Heritage value also lies in the Cathedral’s long association with the religious history of Saskatoon and its status as a city landmark. Constructed when the pioneer Anglican Church dedicated to St. John the Evangelist no longer could hold its burgeoning congregation, the new church was an important administrative centre, receiving full Cathedral status in 1932 when the Anglican Diocese of Saskatoon was formed.
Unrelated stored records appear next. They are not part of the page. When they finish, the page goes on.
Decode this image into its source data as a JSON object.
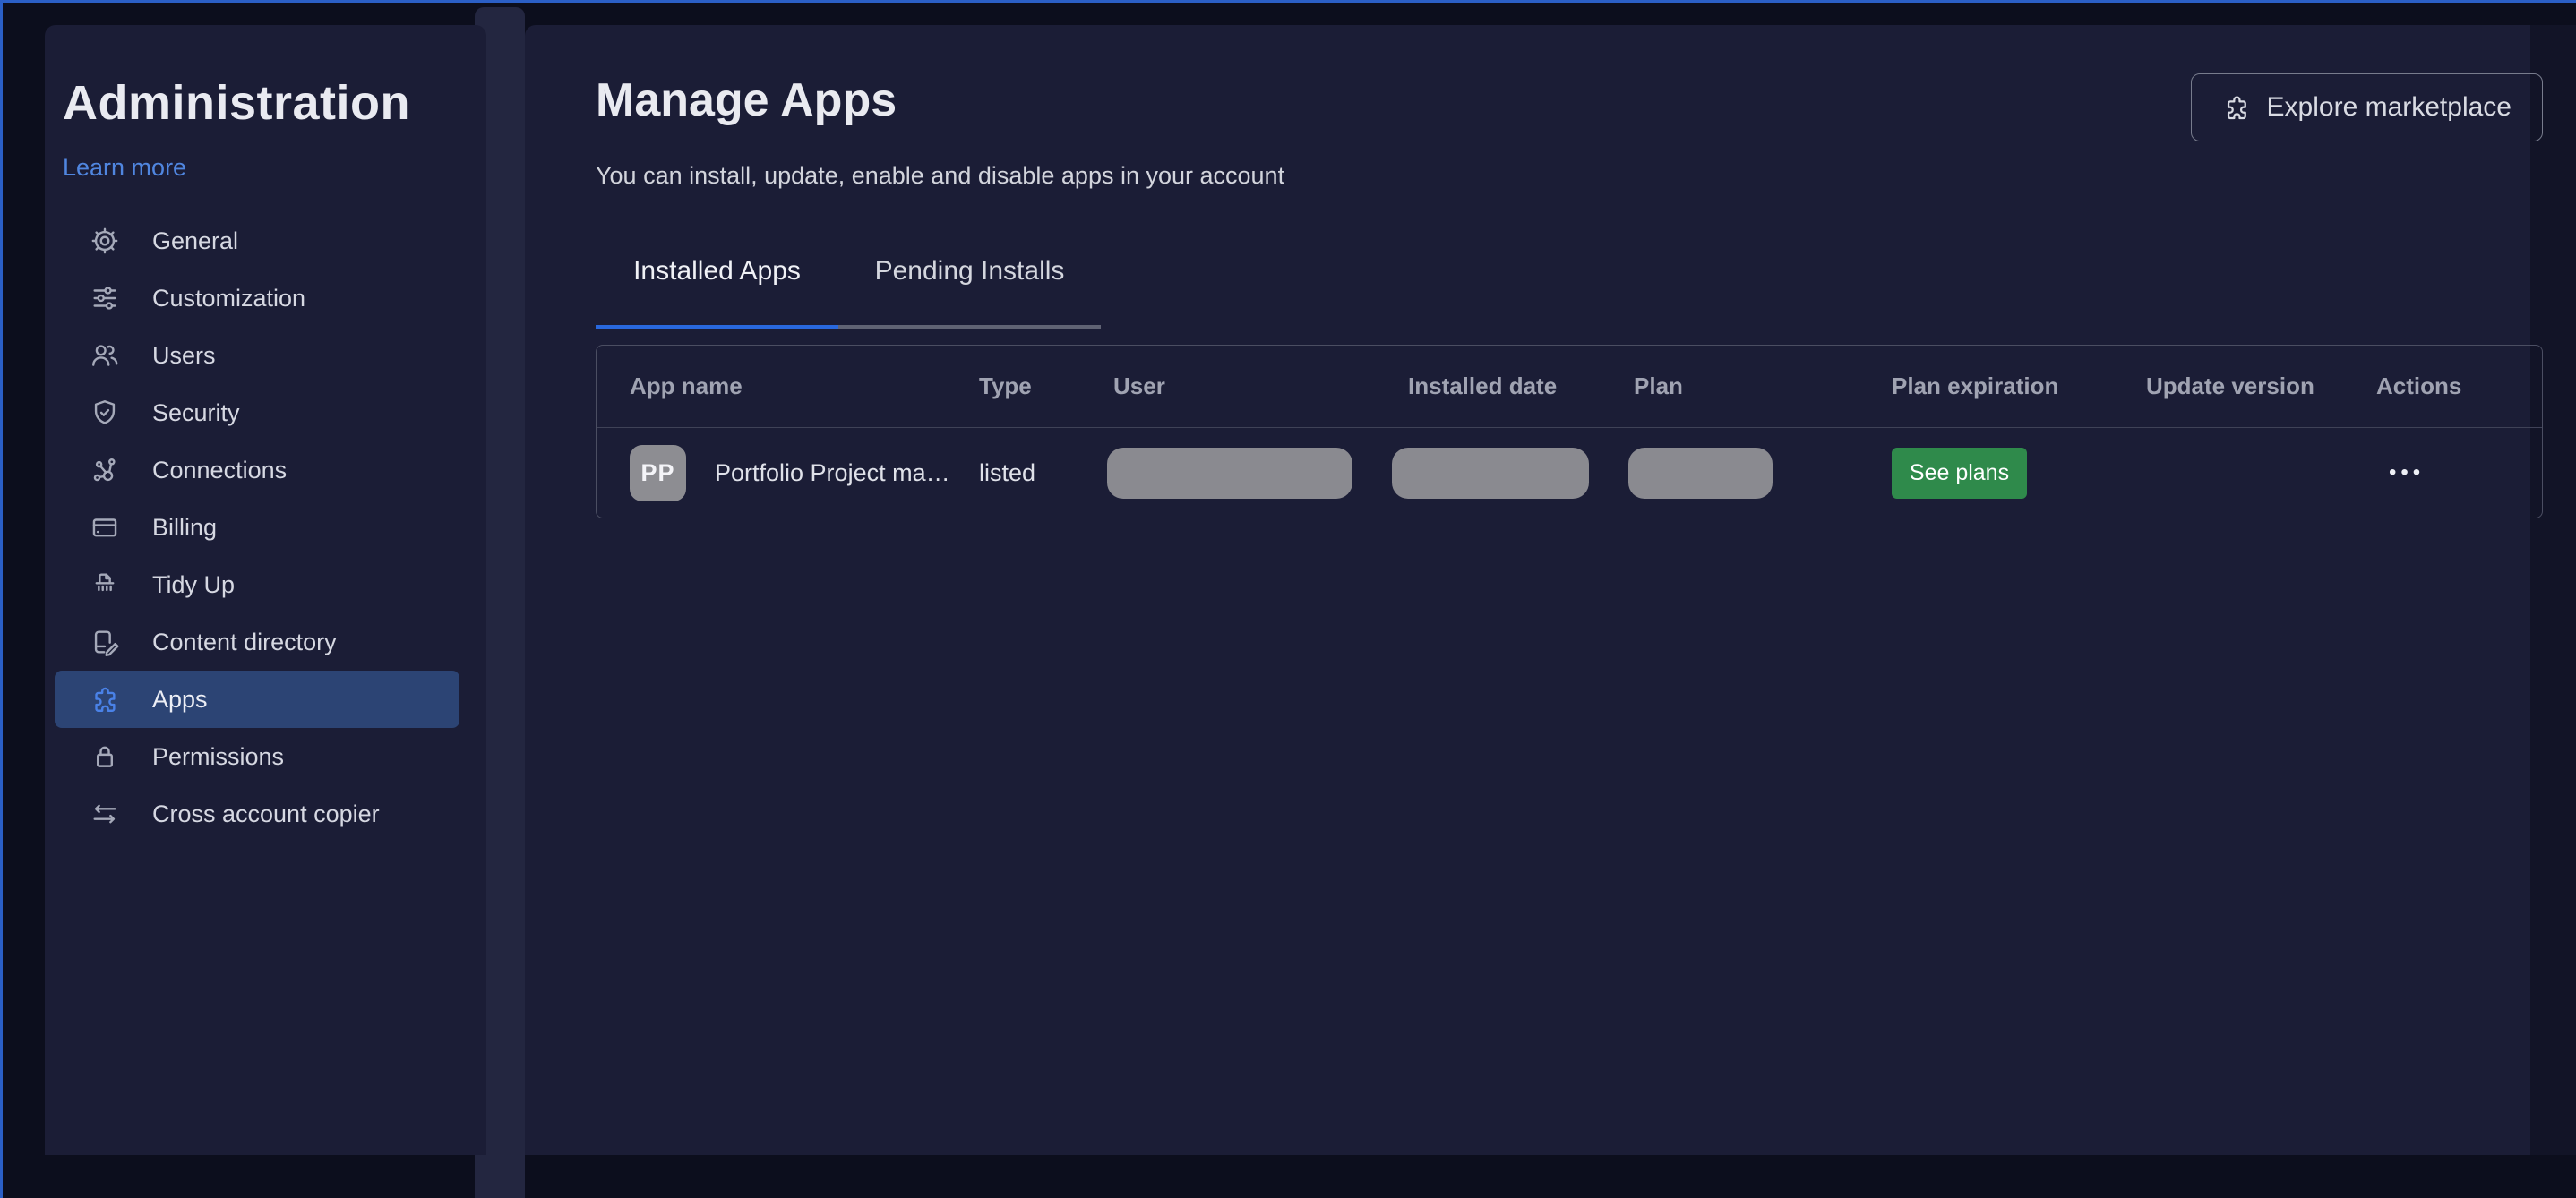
{
  "sidebar": {
    "title": "Administration",
    "learn_more": "Learn more",
    "items": [
      {
        "label": "General",
        "icon": "gear"
      },
      {
        "label": "Customization",
        "icon": "sliders"
      },
      {
        "label": "Users",
        "icon": "users"
      },
      {
        "label": "Security",
        "icon": "shield-check"
      },
      {
        "label": "Connections",
        "icon": "network"
      },
      {
        "label": "Billing",
        "icon": "credit-card"
      },
      {
        "label": "Tidy Up",
        "icon": "shredder"
      },
      {
        "label": "Content directory",
        "icon": "notebook-edit"
      },
      {
        "label": "Apps",
        "icon": "puzzle",
        "active": true
      },
      {
        "label": "Permissions",
        "icon": "lock"
      },
      {
        "label": "Cross account copier",
        "icon": "swap-arrows"
      }
    ]
  },
  "main": {
    "title": "Manage Apps",
    "subtitle": "You can install, update, enable and disable apps in your account",
    "explore_button": "Explore marketplace",
    "tabs": [
      {
        "label": "Installed Apps",
        "active": true
      },
      {
        "label": "Pending Installs",
        "active": false
      }
    ],
    "table": {
      "columns": [
        "App name",
        "Type",
        "User",
        "Installed date",
        "Plan",
        "Plan expiration",
        "Update version",
        "Actions"
      ],
      "rows": [
        {
          "avatar": "PP",
          "name": "Portfolio Project ma…",
          "type": "listed",
          "user": "(redacted)",
          "installed_date": "(redacted)",
          "plan": "(redacted)",
          "plan_expiration_button": "See plans",
          "update_version": "",
          "actions": "•••"
        }
      ]
    }
  },
  "colors": {
    "accent_blue": "#2968de",
    "highlight_blue": "#2c4474",
    "green_button": "#2f8a4b",
    "panel": "#1b1d36",
    "page_bg": "#0c0e1d",
    "outline": "#2b5fc6"
  }
}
The Cathedral’s prominent location on the edge of the river and its salient spire, the tallest church spire in western Canada, are strong defining elements of Saskatoon’s downtown skyline.
City of Saskatoon Bylaw No. 8352.
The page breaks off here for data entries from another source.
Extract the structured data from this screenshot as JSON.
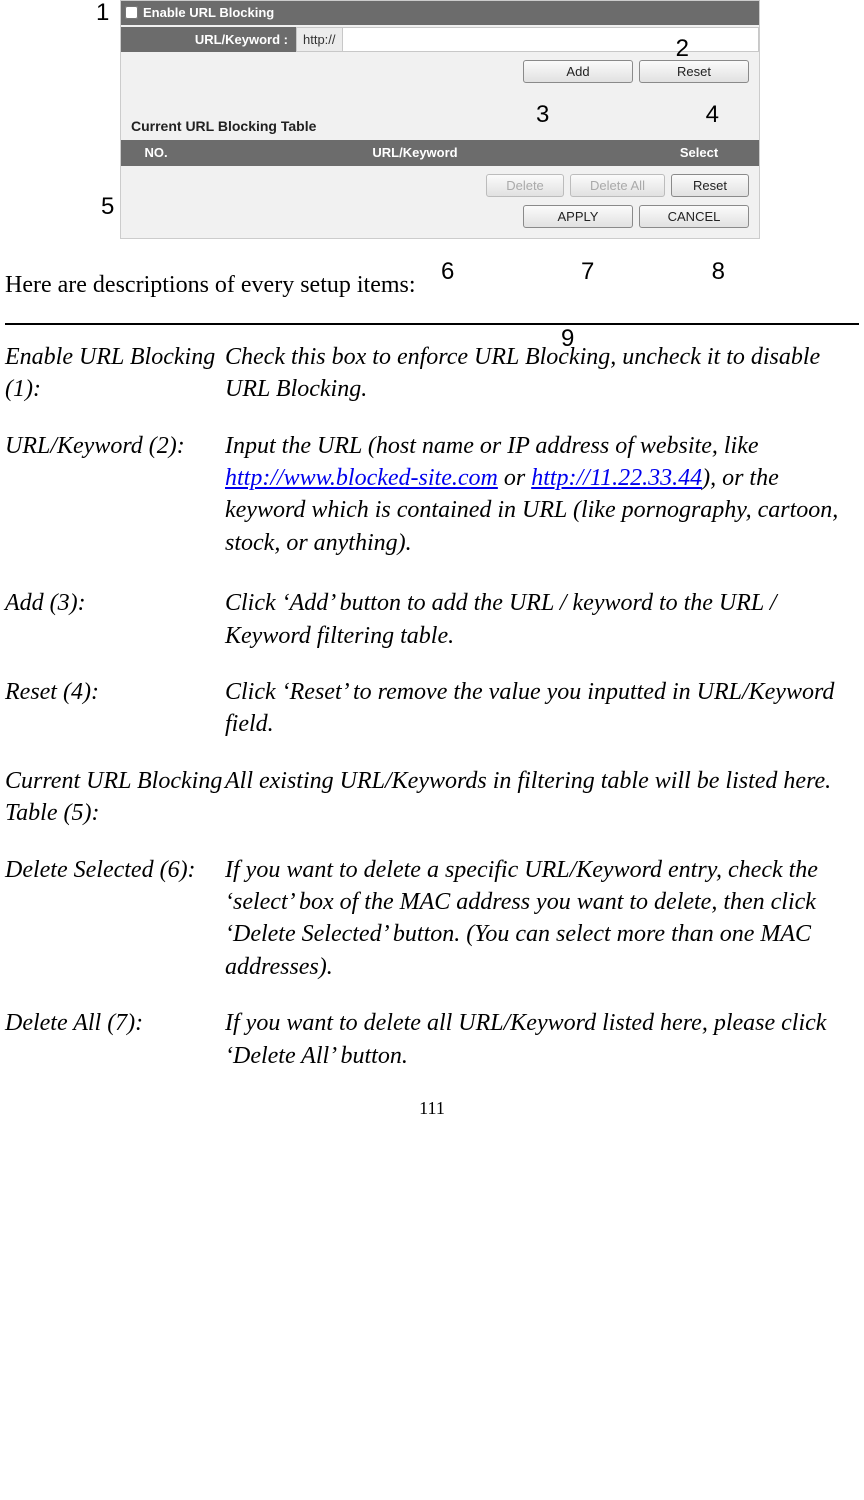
{
  "panel": {
    "enable_label": "Enable URL Blocking",
    "url_label": "URL/Keyword :",
    "url_prefix": "http://",
    "url_value": "",
    "add_btn": "Add",
    "reset1_btn": "Reset",
    "section2_title": "Current URL Blocking Table",
    "th_no": "NO.",
    "th_key": "URL/Keyword",
    "th_sel": "Select",
    "delete_btn": "Delete",
    "delete_all_btn": "Delete All",
    "reset2_btn": "Reset",
    "apply_btn": "APPLY",
    "cancel_btn": "CANCEL"
  },
  "callouts": {
    "c1": "1",
    "c2": "2",
    "c3": "3",
    "c4": "4",
    "c5": "5",
    "c6": "6",
    "c7": "7",
    "c8": "8",
    "c9": "9"
  },
  "intro": "Here are descriptions of every setup items:",
  "desc": [
    {
      "label": "Enable URL Blocking (1):",
      "body_parts": [
        {
          "t": "Check this box to enforce URL Blocking, uncheck it to disable URL Blocking."
        }
      ]
    },
    {
      "label": "URL/Keyword (2):",
      "body_parts": [
        {
          "t": "Input the URL (host name or IP address of website, like "
        },
        {
          "t": "http://www.blocked-site.com",
          "link": true
        },
        {
          "t": " or "
        },
        {
          "t": "http://11.22.33.44",
          "link": true
        },
        {
          "t": "), or the keyword which is contained in URL (like pornography, cartoon, stock, or anything)."
        }
      ]
    },
    {
      "label": "Add (3):",
      "body_parts": [
        {
          "t": "Click ‘Add’ button to add the URL / keyword to the URL / Keyword filtering table."
        }
      ]
    },
    {
      "label": "Reset (4):",
      "body_parts": [
        {
          "t": "Click ‘Reset’ to remove the value you inputted in URL/Keyword field."
        }
      ]
    },
    {
      "label": "Current URL Blocking Table (5):",
      "body_parts": [
        {
          "t": "All existing URL/Keywords in filtering table will be listed here."
        }
      ]
    },
    {
      "label": "Delete Selected (6):",
      "body_parts": [
        {
          "t": "If you want to delete a specific URL/Keyword entry, check the ‘select’ box of the MAC address you want to delete, then click ‘Delete Selected’ button. (You can select more than one MAC addresses)."
        }
      ]
    },
    {
      "label": "Delete All (7):",
      "body_parts": [
        {
          "t": "If you want to delete all URL/Keyword listed here, please click ‘Delete All’ button."
        }
      ]
    }
  ],
  "page_number": "111"
}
The heritage value of St. John’s Anglican Cathedral resides in the following character-defining elements:
-those elements that speak to its Gothic Revival architectural style, such as its tower and roof design, its clerestory windows and their tracery, gargoyles, stained glass windows above the altar, ornate exterior doors and pediments, its vaulted ceiling and inscribed pillars;
-those elements that reflect its use as an Anglican place of worship, including its transepts, nave with baptismal fond near the church entrance, its Rood screen of white Carrara ware, its high altar and the Christian symbols throughout the Sanctuary, including the angels and crosses;
-those elements that speak to its ties to the history of Anglican worship in Saskatoon, such as the 1907 tubular chimes from the original St. John’s Church and the decorative use of Saskatchewan lilies and wheat sheaves in the sanctuary;
-those elements that speak to its status as a city landmark, including its orientation on its original lot and its spire.
Local Governments (SK)
Heritage Property Act, s. 11(1)(a)
Municipal Heritage Property
Theme - Category and Type
- Building Social and Community Life
- Religious Institutions
Function - Category and Type
- Religion, Ritual and Funeral
- Religious Facility or Place of Worship
Architect / Designer
Thompson, Daniel and Colthurst
Location of Supporting Documentation
City of Saskatoon
Community Services Department
Development Services Branch
222 - 3rd Avenue North
SASKATOON SK S7K 0J5
Cross-Reference to Collection